AND WHAT DID YOSHIMURA TELL YOU? They told me that I could only get a one-year deal. I told them that I wanted a three-year deal.
THEN WHAT? I waited to hear back. In the meantime, I finalized the sponsorship deal with Rockstar and made plans for 2011.
WERE YOUR CONTRACT TROUBLES WITH SUZUKI ABOUT THE MONEY? No. The one-year deal was actually for less money than I was making. I understand the recession and was willing to accept less. A pay cut was no problem as long as it was part of a three-year contract.

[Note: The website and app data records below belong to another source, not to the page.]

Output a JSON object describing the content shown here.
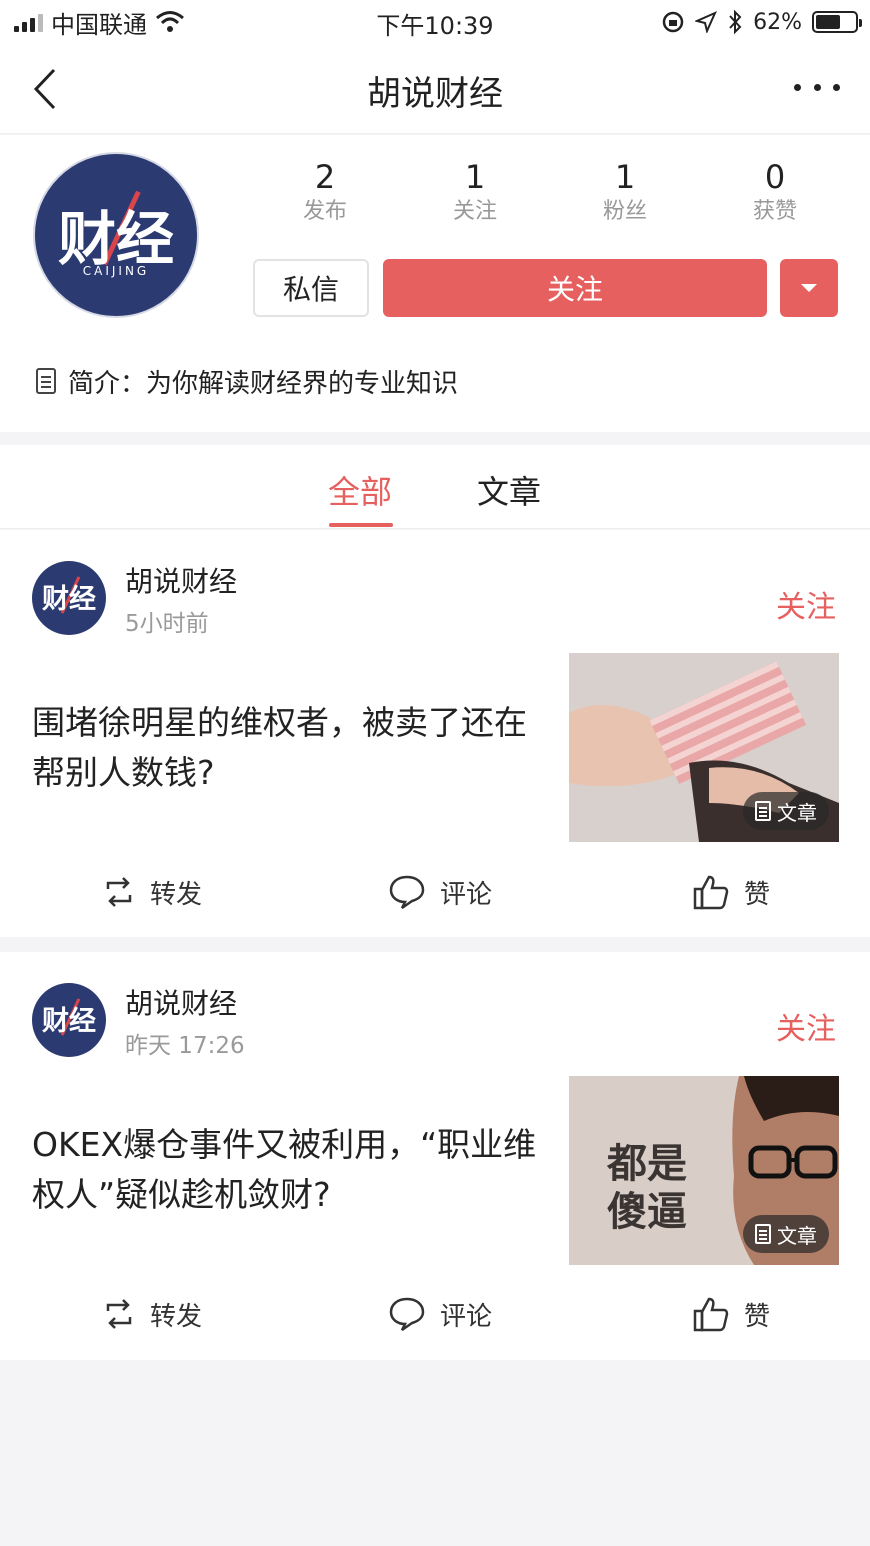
{
  "status_bar": {
    "carrier": "中国联通",
    "time": "下午10:39",
    "battery": "62%",
    "battery_level": 0.62,
    "icons": [
      "signal-icon",
      "wifi-icon",
      "orientation-lock-icon",
      "location-icon",
      "bluetooth-icon",
      "battery-icon"
    ]
  },
  "nav": {
    "title": "胡说财经",
    "icons": [
      "back-icon",
      "more-icon"
    ]
  },
  "profile": {
    "avatar": {
      "logo_text": "财经",
      "logo_sub": "CAIJING"
    },
    "stats": [
      {
        "value": "2",
        "label": "发布"
      },
      {
        "value": "1",
        "label": "关注"
      },
      {
        "value": "1",
        "label": "粉丝"
      },
      {
        "value": "0",
        "label": "获赞"
      }
    ],
    "message_button": "私信",
    "follow_button": "关注",
    "intro": "简介：为你解读财经界的专业知识"
  },
  "tabs": [
    {
      "label": "全部",
      "active": true
    },
    {
      "label": "文章",
      "active": false
    }
  ],
  "colors": {
    "accent": "#e5605e",
    "logo_bg": "#2b3a71",
    "muted": "#9a9a9a"
  },
  "feed": [
    {
      "author": "胡说财经",
      "time": "5小时前",
      "follow": "关注",
      "title": "围堵徐明星的维权者，被卖了还在帮别人数钱?",
      "thumb_badge": "文章",
      "actions": {
        "repost": "转发",
        "comment": "评论",
        "like": "赞"
      }
    },
    {
      "author": "胡说财经",
      "time": "昨天 17:26",
      "follow": "关注",
      "title": "OKEX爆仓事件又被利用，“职业维权人”疑似趁机敛财?",
      "thumb_text_1": "都是",
      "thumb_text_2": "傻逼",
      "thumb_badge": "文章",
      "actions": {
        "repost": "转发",
        "comment": "评论",
        "like": "赞"
      }
    }
  ]
}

IS IT TRUE THAT RYAN DUNGEY WENT TO BAT FOR YOU WITH SUZUKI? Yes. Ryan sent a letter to Suzuki asking if I would be there in 2011 and expressing his personal concerns. They told him that I would be there.
HOW DID YOU FEEL ABOUT WHAT HAPPENED TO YOU AT TEAM SUZUKI? In many ways I was bummed out. We built this thing together. For many years we struggled, but we had been the winningest factory team in the sport. I think that the Japanese managers don’t see a problem until it is in full crisis mode. In Japan the engineers had 30 years to get on the same page as the American riders, tracks and teams. Maybe the decision makers in Japan are out of touch, but my working relationship with their engineers was always very good.

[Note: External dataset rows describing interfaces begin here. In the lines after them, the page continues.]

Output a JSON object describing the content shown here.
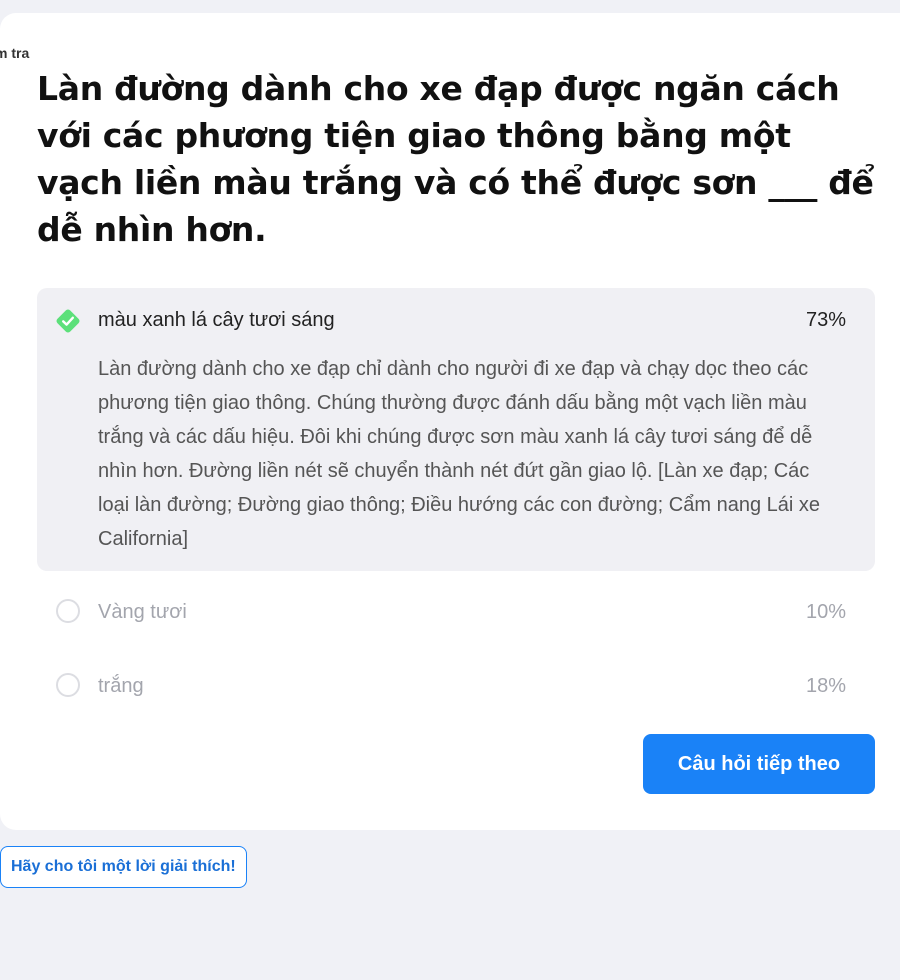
{
  "header": {
    "corner_label": "m tra"
  },
  "question": {
    "text": "Làn đường dành cho xe đạp được ngăn cách với các phương tiện giao thông bằng một vạch liền màu trắng và có thể được sơn ___ để dễ nhìn hơn."
  },
  "answers": [
    {
      "label": "màu xanh lá cây tươi sáng",
      "percent": "73%",
      "selected": true,
      "correct": true,
      "explanation": "Làn đường dành cho xe đạp chỉ dành cho người đi xe đạp và chạy dọc theo các phương tiện giao thông. Chúng thường được đánh dấu bằng một vạch liền màu trắng và các dấu hiệu. Đôi khi chúng được sơn màu xanh lá cây tươi sáng để dễ nhìn hơn. Đường liền nét sẽ chuyển thành nét đứt gần giao lộ. [Làn xe đạp; Các loại làn đường; Đường giao thông; Điều hướng các con đường; Cẩm nang Lái xe California]"
    },
    {
      "label": "Vàng tươi",
      "percent": "10%",
      "selected": false
    },
    {
      "label": "trắng",
      "percent": "18%",
      "selected": false
    }
  ],
  "buttons": {
    "next_label": "Câu hỏi tiếp theo",
    "explain_label": "Hãy cho tôi một lời giải thích!"
  },
  "icons": {
    "selected": "check-diamond-icon",
    "unselected": "radio-circle-icon"
  },
  "colors": {
    "accent": "#1a82f7",
    "correct": "#5ce07a",
    "page_bg": "#f0f1f6",
    "selected_bg": "#f0f0f4"
  }
}
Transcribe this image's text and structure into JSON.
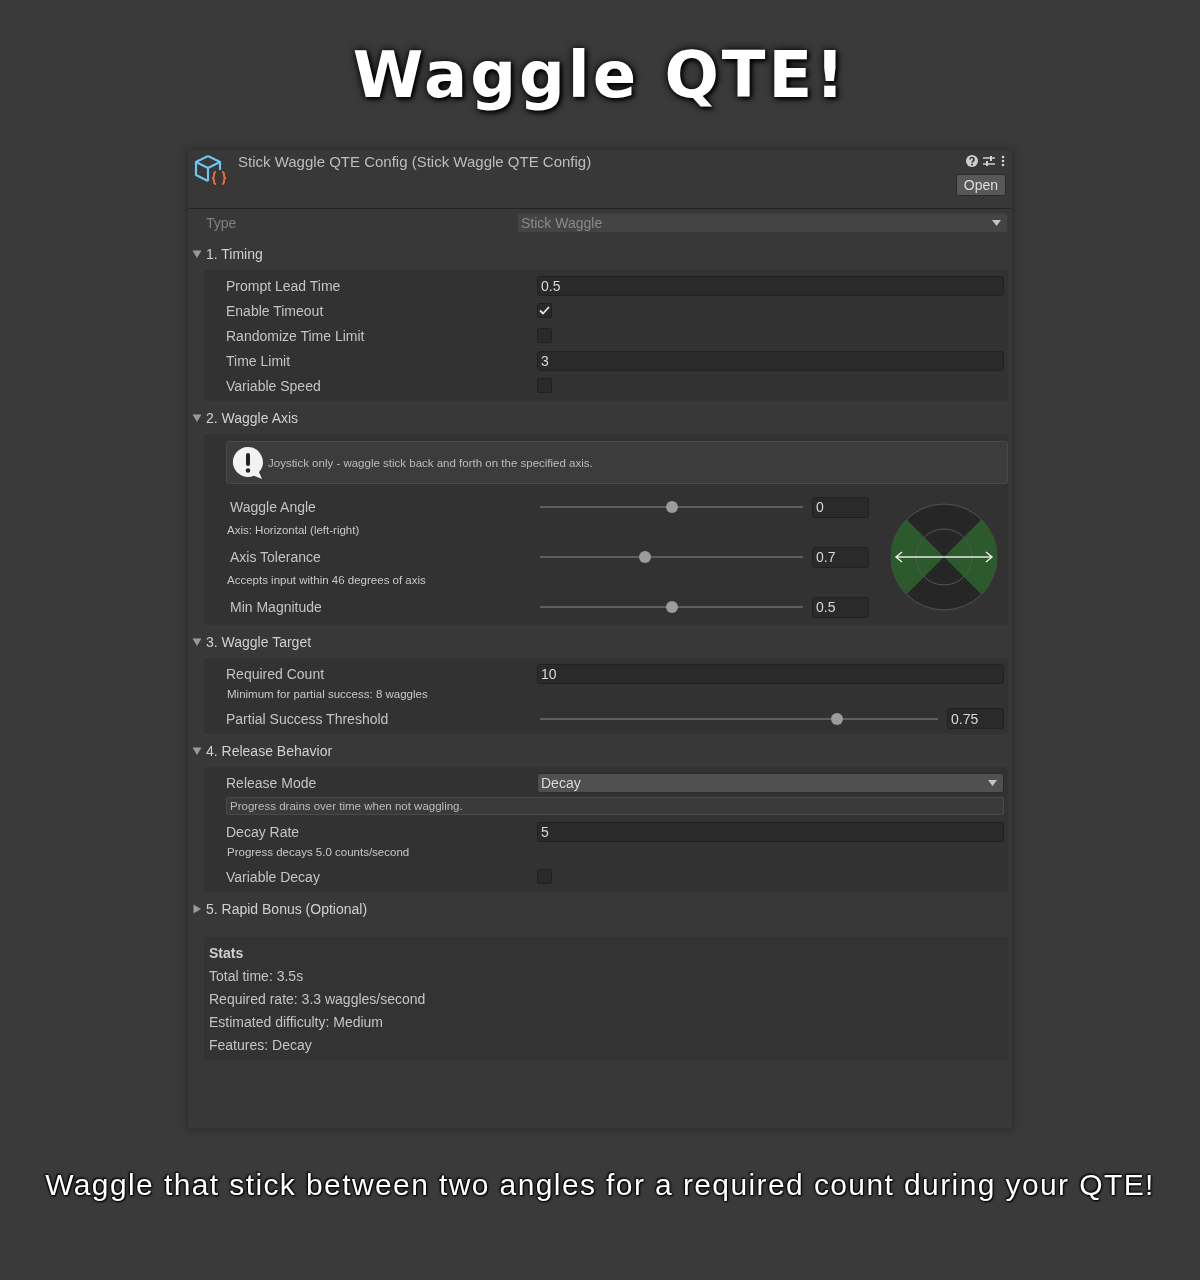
{
  "title": "Waggle QTE!",
  "inspector": {
    "header": {
      "title": "Stick Waggle QTE Config (Stick Waggle QTE Config)",
      "open_button": "Open"
    },
    "type_field": {
      "label": "Type",
      "value": "Stick Waggle",
      "disabled": true
    },
    "sections": [
      {
        "title": "1. Timing",
        "kind": "list",
        "expanded": true,
        "rows": [
          {
            "kind": "field",
            "label": "Prompt Lead Time",
            "value": "0.5"
          },
          {
            "kind": "checkbox",
            "label": "Enable Timeout",
            "checked": true
          },
          {
            "kind": "checkbox",
            "label": "Randomize Time Limit",
            "checked": false
          },
          {
            "kind": "field",
            "label": "Time Limit",
            "value": "3"
          },
          {
            "kind": "checkbox",
            "label": "Variable Speed",
            "checked": false
          }
        ]
      },
      {
        "title": "2. Waggle Axis",
        "kind": "axis",
        "expanded": true,
        "help": "Joystick only - waggle stick back and forth on the specified axis.",
        "rows": [
          {
            "kind": "slider",
            "label": "Waggle Angle",
            "level": 0.5,
            "value": "0"
          },
          {
            "kind": "note",
            "text": "Axis: Horizontal (left-right)"
          },
          {
            "kind": "slider",
            "label": "Axis Tolerance",
            "level": 0.4,
            "value": "0.7"
          },
          {
            "kind": "note",
            "text": "Accepts input within 46 degrees of axis"
          },
          {
            "kind": "slider",
            "label": "Min Magnitude",
            "level": 0.5,
            "value": "0.5"
          }
        ]
      },
      {
        "title": "3. Waggle Target",
        "kind": "list",
        "expanded": true,
        "rows": [
          {
            "kind": "field",
            "label": "Required Count",
            "value": "10"
          },
          {
            "kind": "note",
            "text": "Minimum for partial success: 8 waggles"
          },
          {
            "kind": "slider",
            "label": "Partial Success Threshold",
            "level": 0.745,
            "value": "0.75"
          }
        ]
      },
      {
        "title": "4. Release Behavior",
        "kind": "list",
        "expanded": true,
        "rows": [
          {
            "kind": "dropdown",
            "label": "Release Mode",
            "value": "Decay"
          },
          {
            "kind": "info",
            "text": "Progress drains over time when not waggling."
          },
          {
            "kind": "field",
            "label": "Decay Rate",
            "value": "5"
          },
          {
            "kind": "note",
            "text": "Progress decays 5.0 counts/second"
          },
          {
            "kind": "checkbox",
            "label": "Variable Decay",
            "checked": false
          }
        ]
      },
      {
        "title": "5. Rapid Bonus (Optional)",
        "expanded": false
      }
    ],
    "stats": {
      "title": "Stats",
      "lines": [
        "Total time: 3.5s",
        "Required rate: 3.3 waggles/second",
        "Estimated difficulty: Medium",
        "Features: Decay"
      ]
    }
  },
  "caption": "Waggle that stick between two angles for a required count during your QTE!"
}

BUT YOU LEFT SUZUKI FOR KTM. HOW DID THAT HAPPEN. My old friend Selvaraj Narayana, who works at KTM, had heard through the grapevine that I didn’t have a deal with Suzuki. He called and arranged for me to talk to Pit Beirer, who is in charge of all of KTM’s racing programs.

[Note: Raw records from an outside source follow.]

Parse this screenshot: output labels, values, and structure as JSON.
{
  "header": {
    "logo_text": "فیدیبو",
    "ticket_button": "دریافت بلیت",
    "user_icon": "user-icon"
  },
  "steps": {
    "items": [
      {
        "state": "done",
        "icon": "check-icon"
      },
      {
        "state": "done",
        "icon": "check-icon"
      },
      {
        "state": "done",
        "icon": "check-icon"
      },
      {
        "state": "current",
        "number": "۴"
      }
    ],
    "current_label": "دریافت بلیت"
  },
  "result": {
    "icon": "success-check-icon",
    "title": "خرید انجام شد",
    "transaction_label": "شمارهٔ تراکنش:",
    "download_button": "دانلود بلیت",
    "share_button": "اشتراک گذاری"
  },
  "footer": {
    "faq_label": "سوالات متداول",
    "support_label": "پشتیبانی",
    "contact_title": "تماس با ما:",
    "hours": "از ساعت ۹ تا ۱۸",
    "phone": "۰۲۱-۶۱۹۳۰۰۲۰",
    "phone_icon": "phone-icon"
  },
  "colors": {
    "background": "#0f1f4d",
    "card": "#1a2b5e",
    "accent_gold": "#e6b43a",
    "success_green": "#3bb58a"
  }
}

DID YOU SIGN ON THE SPOT WITH KTM? No. I felt that perhaps Suzuki was just waiting for Ryan Dungey to clinch the 450 National title before they talked to me about my 2011 contract. When all the brass from Suzuki showed up at Southwick to watch Ryan clinch the 450 National Championship, I was sure that they would take the time to sit down with me and work out my contract. They didn’t. They just didn’t want to talk to me. Two days after Ryan clinched the 2010 AMA 450 National Championship, I had a three-year offer from KTM. I agreed. Just as it had happened with Jeremy McGrath, Suzuki called me immediately after hearing that I was signing with KTM and offered me a three-year deal. It was too little, too late. I had given KTM my word.
OF ALL THE RIDERS YOU HAVE WORKED WITH, WHOM ARE YOU MOST PROUD OF? Ryan Dungey. I’m very proud of my time with riders like Ricky Carmichael, Jean-Michel Bayle, Jeremy McGrath and Ricky Johnson, but they were established stars. My role in their careers was to help them, but not to mold them. In Ryan, I had a kid from the very early stage of his career all the way to the top. I was proud to be able to give him the things he needed to show what he was capable of. I didn’t give him the talent—I just gave him the chance.
DO YOU THINK THAT 250 TWO-STROKES SHOULD BE ALLOWED TO RACE AGAINST 250 FOUR-STROKES? Yes. I think it would be fine. The two-stroke makes more horsepower, but it makes it over a narrower range, while the four-stroke makes less power, but has a broad powerband. I think they are equal machines. The two-stroke would be better in sand and deep loam, while the four-stroke would be better on harder dirt. It takes a more talented rider to race the two-stroke and I can see where it would be difficult for most of the current 250 four-stroke riders to make the change. I’d wouldn’t oppose a rule change.
HOW WOULD YOU DESCRIBE THE METHODS THAT HAVE MADE YOU SUCCESSFUL AT HONDA, SUZUKI AND KTM? It may sound funny, but I think that one of my strengths is that I’m a slow learner. I don’t like change. I go to the same restaurant all the time. When I get to that restaurant, I eat the same food every time. I’m steady, but I’m determined. Once I learn that something is good, I never forget it.